Graduating from the University of Iowa in 1982, he eventually made his way to the Illinois State Museum, where he pursued back-to-back internships. His first project was the identification of animal remains (primarily fish) from a Mississippian-age archeological site and from Modoc Rock Shelter in Illinois under the direction of Bonnie Styles. He subsequently worked with Russell W. Graham, identifying paleontological remains from the False Cougar Cave site, Montana.
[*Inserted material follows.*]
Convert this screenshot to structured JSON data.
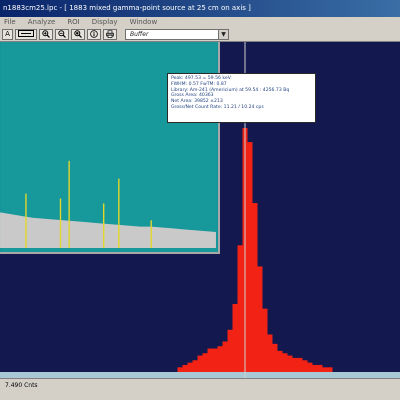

In 1984, Neal entered graduate school at the University of Kansas to pursue a PhD in vertebrate paleontology under the supervision of Larry Martin. For support, however, he worked as a curatorial assistant in the Division of Mammals under Robert Hoffmann, then Curator of Mammals in the Kansas University Museum of Natural History. Intending to do a dissertation on a Sangamon-aged vertebrate fauna from Illinois, Neal was ABD (all but dissertation) when he took an official leave-of-absence from the University to spend a year in Costa Rica on a United States AID-funded faunal and floral survey of the northern border region. During his absence, Bob Hoffmann moved on to the Smithsonian, and he was replaced at the University by Robert M. Timm. Arriving back at Kansas University, Neal switched dissertations and dissertation advisors. He completed his dissertation on Costa Rican Soricidae under Bob Timm in 1992. In the meantime, he also participated in three Kansas University-sponsored expeditions to the lowland tropics of Peru. From 1993 to 1995, he honed his teaching skills at Longview Community College, Missouri, and Johnson County Community College, Kansas, while completing three manuscripts resulting from the field work in Peru as well as publishing material from his dissertation.
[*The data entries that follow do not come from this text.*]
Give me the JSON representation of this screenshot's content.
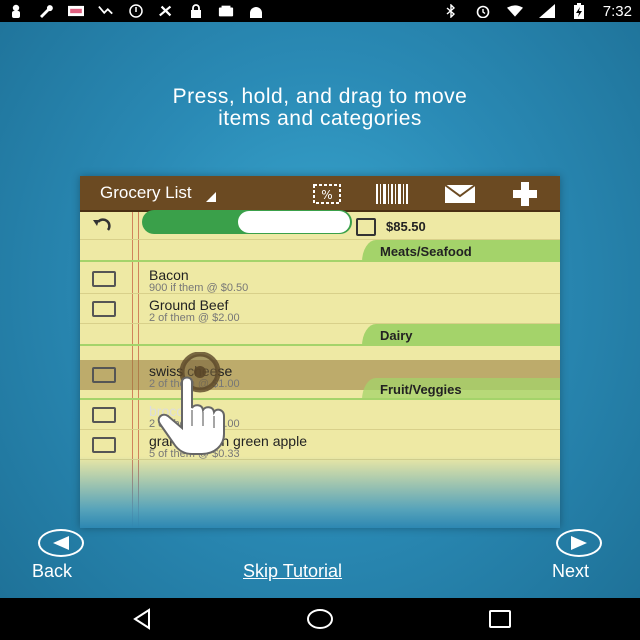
{
  "status_bar": {
    "time": "7:32",
    "left_icons": [
      "cat-icon",
      "wrench-icon",
      "keyboard-icon",
      "missed-call-icon",
      "alarm-off-icon",
      "tools-icon",
      "lock-icon",
      "tray-icon",
      "android-icon"
    ],
    "right_icons": [
      "bluetooth-icon",
      "alarm-icon",
      "wifi-icon",
      "signal-icon",
      "battery-charging-icon"
    ]
  },
  "tutorial": {
    "title": "Press, hold, and drag to move\nitems and categories"
  },
  "mock_app": {
    "toolbar_title": "Grocery List",
    "total": "$85.50",
    "categories": {
      "meats": "Meats/Seafood",
      "dairy": "Dairy",
      "fruit": "Fruit/Veggies"
    },
    "items": [
      {
        "name": "Bacon",
        "detail": "900 if them @ $0.50"
      },
      {
        "name": "Ground Beef",
        "detail": "2 of them @ $2.00"
      },
      {
        "name": "swiss cheese",
        "detail": "2 of them @ $1.00"
      },
      {
        "name": "broccoli",
        "detail": "2 of them @ $2.00"
      },
      {
        "name": "granny smith green apple",
        "detail": "5 of them @ $0.33"
      }
    ]
  },
  "nav": {
    "back": "Back",
    "skip": "Skip Tutorial",
    "next": "Next"
  },
  "colors": {
    "background": "#2a8ab5",
    "toolbar": "#6b4a22",
    "paper": "#eee9a4",
    "category": "#a4d36a"
  }
}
From 1995 to 1997, Neal was an assistant professor at Southwestern College, in the southern Flint Hills of Kansas. During this time, he spent parts of his summers working as a field resource person in support of Organization for Tropical Studies field courses in Costa Rica. He also met his wife, Sandy Feinstein, a PhD in Medieval Literature, at Southwestern, and eventually induced her to move back east and take a job as the honors coordinator at Penn State University, Reading, Pennsylvania. From 1997 to 2000, Neal was an assistant professor at East Stroudsburg University in the Poconos region of Pennsylvania. During this time, he led summer field courses back to Costa Rica and Nicaragua.
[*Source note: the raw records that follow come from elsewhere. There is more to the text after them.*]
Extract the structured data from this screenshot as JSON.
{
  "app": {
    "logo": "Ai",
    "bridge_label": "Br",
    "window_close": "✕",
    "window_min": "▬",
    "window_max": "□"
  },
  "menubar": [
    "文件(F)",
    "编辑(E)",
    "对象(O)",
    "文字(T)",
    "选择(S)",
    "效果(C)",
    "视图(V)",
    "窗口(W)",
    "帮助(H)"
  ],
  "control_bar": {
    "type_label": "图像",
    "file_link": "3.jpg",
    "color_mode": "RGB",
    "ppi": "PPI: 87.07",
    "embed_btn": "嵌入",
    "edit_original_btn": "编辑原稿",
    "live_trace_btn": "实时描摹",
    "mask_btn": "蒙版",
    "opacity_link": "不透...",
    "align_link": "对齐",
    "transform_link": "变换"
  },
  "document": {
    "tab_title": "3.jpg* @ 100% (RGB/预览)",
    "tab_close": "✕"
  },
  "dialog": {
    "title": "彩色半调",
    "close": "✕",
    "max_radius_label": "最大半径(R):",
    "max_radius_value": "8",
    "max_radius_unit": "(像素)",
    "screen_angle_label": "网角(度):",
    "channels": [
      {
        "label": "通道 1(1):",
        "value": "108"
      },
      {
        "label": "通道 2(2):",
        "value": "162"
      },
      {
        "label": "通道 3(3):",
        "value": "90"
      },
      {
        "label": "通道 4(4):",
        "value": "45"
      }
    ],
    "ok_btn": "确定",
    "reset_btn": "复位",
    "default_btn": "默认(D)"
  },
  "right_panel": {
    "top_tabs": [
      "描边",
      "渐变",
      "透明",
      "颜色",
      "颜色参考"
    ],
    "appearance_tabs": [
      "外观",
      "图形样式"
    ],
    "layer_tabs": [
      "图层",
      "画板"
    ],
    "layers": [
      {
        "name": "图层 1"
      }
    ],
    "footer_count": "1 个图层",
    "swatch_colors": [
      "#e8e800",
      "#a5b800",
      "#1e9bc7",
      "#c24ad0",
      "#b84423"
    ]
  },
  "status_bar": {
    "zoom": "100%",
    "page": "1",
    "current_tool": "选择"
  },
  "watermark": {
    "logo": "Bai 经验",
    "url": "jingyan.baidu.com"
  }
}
In January 2001, Neal was hired by the USGS Patuxent Wildlife Research Center as a research zoologist and curator of mammals with the Biological Survey Unit in the National Museum of Natural History, Washington, D.C. His research continues to include the taxonomy, systematics, and anatomy of shrews, but he also has published on bats and mastodons, and he has carried out field work in Costa Rica, Ecuador, Guatemala, Mexico, Myanmar, Nicaragua, Peru, and Syria, in addition to parts of the United States, including Alaska. He continues to have interests in Pleistocene mammals and tropical faunas, and he also has studied the history of the collections made by Thomas Say and Titian Ramsey Peale while participating in Major Long’s Expedition to the Rocky Mountains (1819–1820).
Neal lives in Silver Spring, Maryland, with his wife Sandy, and they enjoy hiking portions of the Appalachian Trail and biking together. They also enjoy traveling to new countries. Neal was nominated to join the Washington Biologist’s Field Club by Walter Bulmer, and he was elected to membership in 2009.